__Problem requirements__: Please tally the lines below that contain the string "true" and reply with that figure only.

+---+

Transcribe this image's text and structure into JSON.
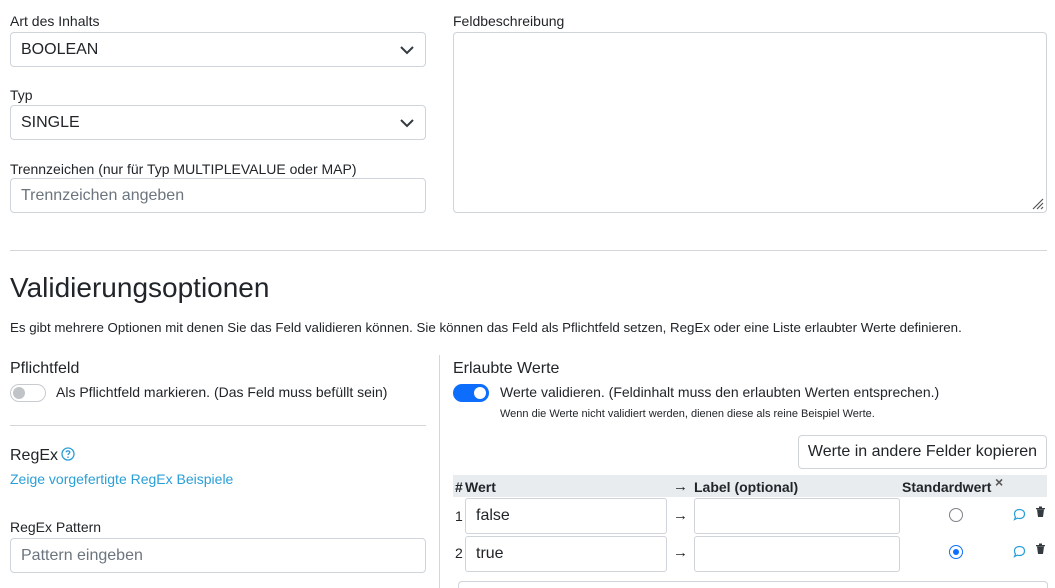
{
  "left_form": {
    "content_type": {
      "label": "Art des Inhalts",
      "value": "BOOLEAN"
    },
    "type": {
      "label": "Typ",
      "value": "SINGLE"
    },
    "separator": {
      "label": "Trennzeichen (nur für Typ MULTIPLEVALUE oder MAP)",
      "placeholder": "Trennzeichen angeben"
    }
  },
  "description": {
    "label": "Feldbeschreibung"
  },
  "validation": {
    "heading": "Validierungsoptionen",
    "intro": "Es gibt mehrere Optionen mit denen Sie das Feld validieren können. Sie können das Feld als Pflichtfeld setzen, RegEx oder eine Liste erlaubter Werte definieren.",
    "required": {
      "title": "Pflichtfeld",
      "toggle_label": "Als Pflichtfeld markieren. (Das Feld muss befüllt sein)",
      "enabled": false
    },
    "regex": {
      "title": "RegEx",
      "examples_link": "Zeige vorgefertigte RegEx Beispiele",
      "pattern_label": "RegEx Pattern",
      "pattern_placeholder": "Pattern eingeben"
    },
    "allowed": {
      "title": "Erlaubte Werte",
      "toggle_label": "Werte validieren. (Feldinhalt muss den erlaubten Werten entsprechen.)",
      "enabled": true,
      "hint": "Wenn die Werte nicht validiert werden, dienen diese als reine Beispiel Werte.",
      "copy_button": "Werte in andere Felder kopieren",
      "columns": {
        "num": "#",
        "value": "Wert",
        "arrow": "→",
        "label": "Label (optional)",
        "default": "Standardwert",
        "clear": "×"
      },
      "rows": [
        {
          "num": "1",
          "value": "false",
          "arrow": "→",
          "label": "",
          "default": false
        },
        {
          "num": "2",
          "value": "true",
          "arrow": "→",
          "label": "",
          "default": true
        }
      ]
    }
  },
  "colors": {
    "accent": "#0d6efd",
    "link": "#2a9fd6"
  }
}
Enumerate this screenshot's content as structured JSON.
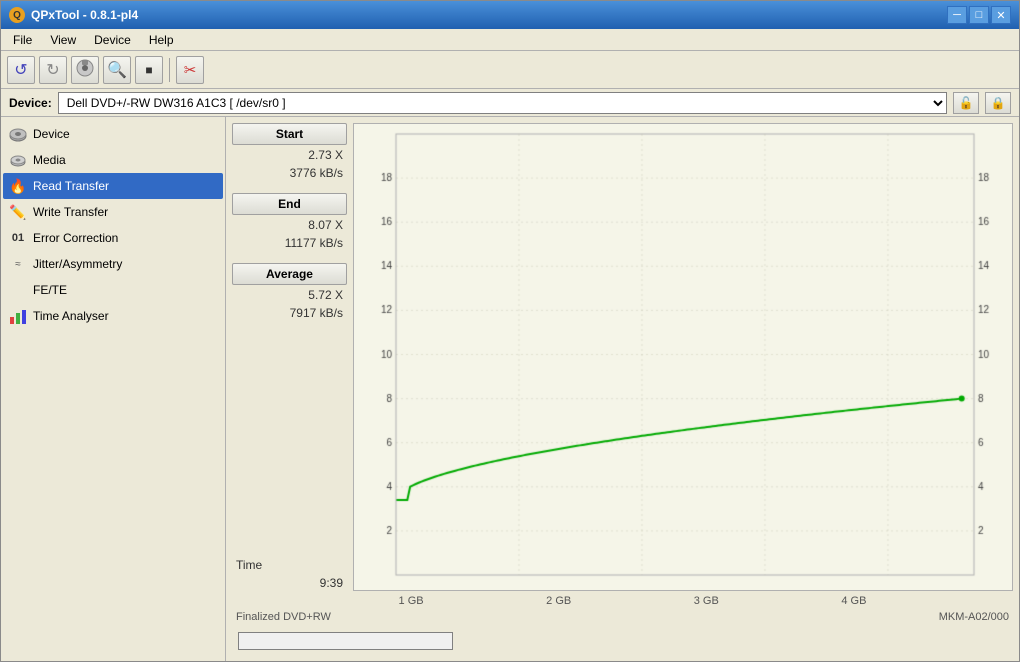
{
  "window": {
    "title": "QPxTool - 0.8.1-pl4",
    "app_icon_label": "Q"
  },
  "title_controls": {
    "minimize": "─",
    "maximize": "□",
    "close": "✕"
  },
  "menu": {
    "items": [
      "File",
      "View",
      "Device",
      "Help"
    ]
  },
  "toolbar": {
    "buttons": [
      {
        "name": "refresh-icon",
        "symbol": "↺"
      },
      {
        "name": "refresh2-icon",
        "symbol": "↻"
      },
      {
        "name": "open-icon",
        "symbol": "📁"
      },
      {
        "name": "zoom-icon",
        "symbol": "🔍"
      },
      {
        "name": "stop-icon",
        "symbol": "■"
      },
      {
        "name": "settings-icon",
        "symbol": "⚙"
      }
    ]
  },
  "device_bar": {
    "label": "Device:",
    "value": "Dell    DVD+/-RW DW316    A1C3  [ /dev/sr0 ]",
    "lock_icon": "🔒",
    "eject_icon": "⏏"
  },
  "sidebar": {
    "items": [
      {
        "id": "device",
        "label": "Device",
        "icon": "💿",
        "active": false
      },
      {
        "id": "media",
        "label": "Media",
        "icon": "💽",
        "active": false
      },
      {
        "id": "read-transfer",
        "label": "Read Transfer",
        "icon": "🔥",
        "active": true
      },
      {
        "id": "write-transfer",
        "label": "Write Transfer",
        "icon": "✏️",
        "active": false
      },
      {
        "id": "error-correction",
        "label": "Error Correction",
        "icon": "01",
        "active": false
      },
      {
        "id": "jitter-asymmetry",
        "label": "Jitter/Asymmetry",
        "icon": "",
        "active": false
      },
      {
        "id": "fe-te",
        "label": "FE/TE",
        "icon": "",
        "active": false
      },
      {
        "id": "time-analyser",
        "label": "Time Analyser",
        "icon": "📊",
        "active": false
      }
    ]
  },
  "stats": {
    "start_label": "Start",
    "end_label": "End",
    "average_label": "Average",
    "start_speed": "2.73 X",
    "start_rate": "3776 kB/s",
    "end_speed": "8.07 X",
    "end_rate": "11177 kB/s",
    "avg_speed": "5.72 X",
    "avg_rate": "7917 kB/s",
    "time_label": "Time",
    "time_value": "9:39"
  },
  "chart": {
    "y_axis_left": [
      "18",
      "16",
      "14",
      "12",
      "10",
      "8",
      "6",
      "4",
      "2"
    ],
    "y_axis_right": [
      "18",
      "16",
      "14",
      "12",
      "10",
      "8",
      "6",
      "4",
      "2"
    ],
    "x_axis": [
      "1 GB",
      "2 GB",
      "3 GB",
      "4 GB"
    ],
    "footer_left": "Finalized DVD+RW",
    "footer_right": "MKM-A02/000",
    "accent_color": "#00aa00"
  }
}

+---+

__Problem solution__: 4